This calls for a form of activism that pushes for institutional change. This means finding the best ways in which pressure can be put on governments and other institutions to bring about actual, sustainable, long-lasting change. This type of change needs to empower individuals to be able to live within their planetary boundaries; and it aims to make a sustainable, less consumer-based lifestyle the norm.

In our current democratic system, governments will only start implementing radical institutional change that is desperately needed if there was a mass democratic movement asking for it. At the moment there is not a majority of people demanding these radical changes. So, if you’re wanting this change to come from a government, a good place to start is helping educate the masses about climate change. This has been tried oh so many times, with varying levels of success. It’s hard to know what the perfect formula to evoke a response out of people would be, all we know for certain is if David Attenborough is fronting the campaign it will have the best chance possible.

Regarding our planetary boundaries, we can see the third approach of trying to live within your planetary boundaries as a good educational tool for the masses. In the sense we can set an example of what living in our planetary boundaries will look like, specifically highlighting how this way of life is currently limited by the lack of institutional changes to support this lifestyle. This can take place alongside other forms of activism like putting pressure on governments to change ranging from protest and civil disobedience all the way to something as simple as who you vote for.

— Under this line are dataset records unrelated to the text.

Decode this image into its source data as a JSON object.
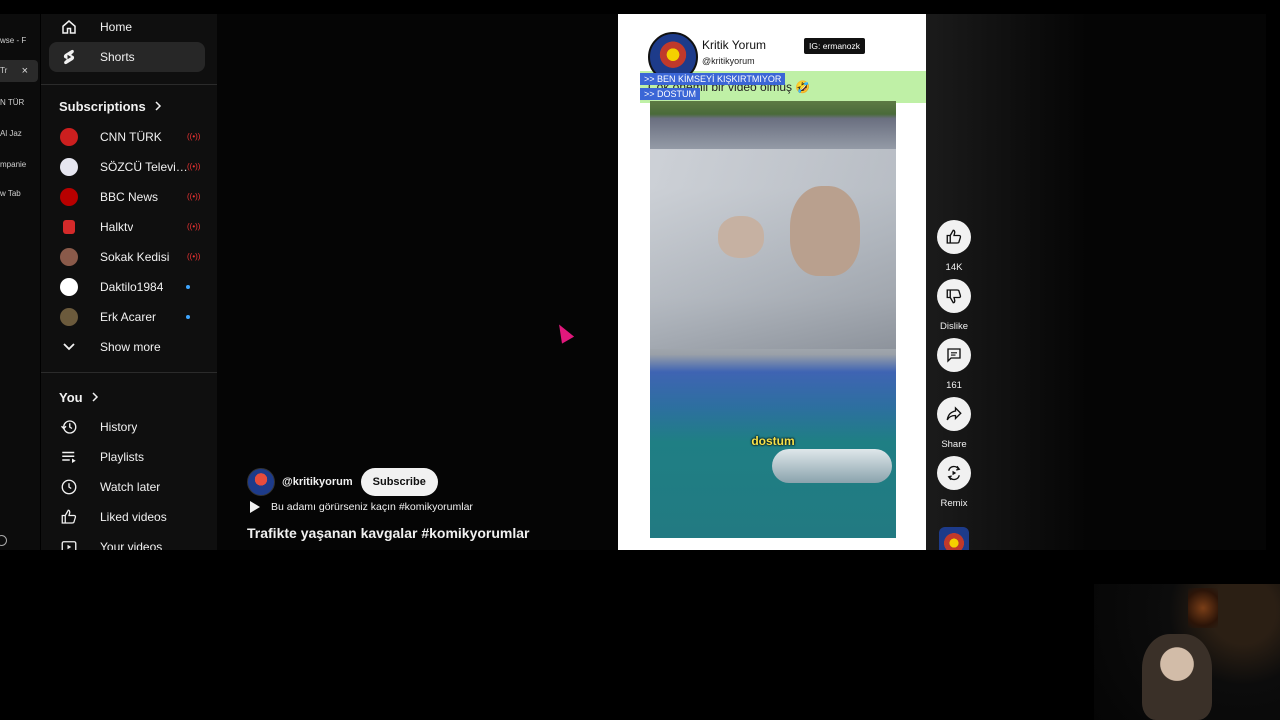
{
  "tabstrip": {
    "tabs": [
      {
        "label": "wse - F"
      },
      {
        "label": "Tr",
        "active": true
      },
      {
        "label": "N TÜR"
      },
      {
        "label": "Al Jaz"
      },
      {
        "label": "mpanie"
      },
      {
        "label": "w Tab"
      }
    ],
    "close_glyph": "×"
  },
  "sidebar": {
    "home_label": "Home",
    "shorts_label": "Shorts",
    "subscriptions_title": "Subscriptions",
    "subscriptions": [
      {
        "name": "CNN TÜRK",
        "status": "live",
        "avatar_color": "#cc1f1f"
      },
      {
        "name": "SÖZCÜ Televizyo...",
        "status": "live",
        "avatar_color": "#e6e6f0"
      },
      {
        "name": "BBC News",
        "status": "live",
        "avatar_color": "#b80000"
      },
      {
        "name": "Halktv",
        "status": "live",
        "avatar_color": "#d42a2a"
      },
      {
        "name": "Sokak Kedisi",
        "status": "live",
        "avatar_color": "#8a5a4a"
      },
      {
        "name": "Daktilo1984",
        "status": "new",
        "avatar_color": "#ffffff"
      },
      {
        "name": "Erk Acarer",
        "status": "new",
        "avatar_color": "#6b5a3c"
      }
    ],
    "show_more_label": "Show more",
    "you_title": "You",
    "you_items": [
      {
        "label": "History",
        "icon": "history-icon"
      },
      {
        "label": "Playlists",
        "icon": "playlists-icon"
      },
      {
        "label": "Watch later",
        "icon": "clock-icon"
      },
      {
        "label": "Liked videos",
        "icon": "thumbs-up-icon"
      },
      {
        "label": "Your videos",
        "icon": "video-icon"
      }
    ]
  },
  "short": {
    "channel_handle": "@kritikyorum",
    "subscribe_label": "Subscribe",
    "description": "Bu adamı görürseniz kaçın #komikyorumlar",
    "title": "Trafikte yaşanan kavgalar #komikyorumlar"
  },
  "player": {
    "creator_name": "Kritik Yorum",
    "creator_handle": "@kritikyorum",
    "ig_badge": "IG: ermanozk",
    "overlay_line1": ">> BEN KİMSEYİ KIŞKIRTMIYOR",
    "overlay_line2": ">> DOSTUM",
    "banner_caption": "Çok önemli bir video olmuş 🤣",
    "subtitle": "dostum"
  },
  "actions": {
    "like_count": "14K",
    "dislike_label": "Dislike",
    "comment_count": "161",
    "share_label": "Share",
    "remix_label": "Remix"
  },
  "colors": {
    "background": "#0f0f0f",
    "accent_live": "#e33333",
    "accent_new": "#3ea6ff",
    "cursor": "#e0187c"
  }
}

Similarly to governments, big companies which can also be considered major players on the national/global level will not change their ways unless they feel it is affecting their returns. This means that a similar approach to educating the masses is required, if there is a chance of them paying attention, or believing their image is being tarnished to an irreversible extent, then there will be motivation for them to change their ways. But the most important thing someone who wants to bring about genuine change can do is strictly boycott products that are environmentally unfriendly or being produced by companies not taking steps to produce within their planetary boundaries. Alternatively, individuals can see themselves as having a level of responsibility of not working for companies that convey practices that contribute to climate change. It can be hard enough to find a job nowadays as it is, thus a person should never feel this decision of who you work for should be taken over your own wellbeing diminishing.

An effect on your wellbeing is one risk involved with this activism, another is of going too far down this path of sharing your activism, and becoming overly-preachy, to the extent that you put people off your cause more than getting them involved in it.

I honestly do not know what to suggest in this sense, I find it near enough impossible to ever post anything on social media regarding causes I honestly believe in, so I feel a bit hypocritical telling people to preach it from the rooftops that we’re living well outside our planetary boundaries. So, perhaps, this is simply a case of “you do you”. In the sense that, wherever you share your interests and passions in life, there is a responsibility to put planetary boundaries and the ways in which we are trying to live within them at the forefront.

For your own wellbeing, it is best to remain optimistic in this ongoing and laborious process. There is a certain level of absurdity in suggesting optimism after being given the stark facts. It seems the best place to start then, is finding the right fit for yourself in this battle. By this, I mean working out what part you can play on this global stage. One of the silver linings of the catastrophic size of climate change is that there are lots of avenues to fight against it that need to be taken. On Earth Day, perhaps it is time to find a career, become an activist, speak out politically, or anything in between that promotes this knowledge of planetary boundaries and bring about the necessary institutional change.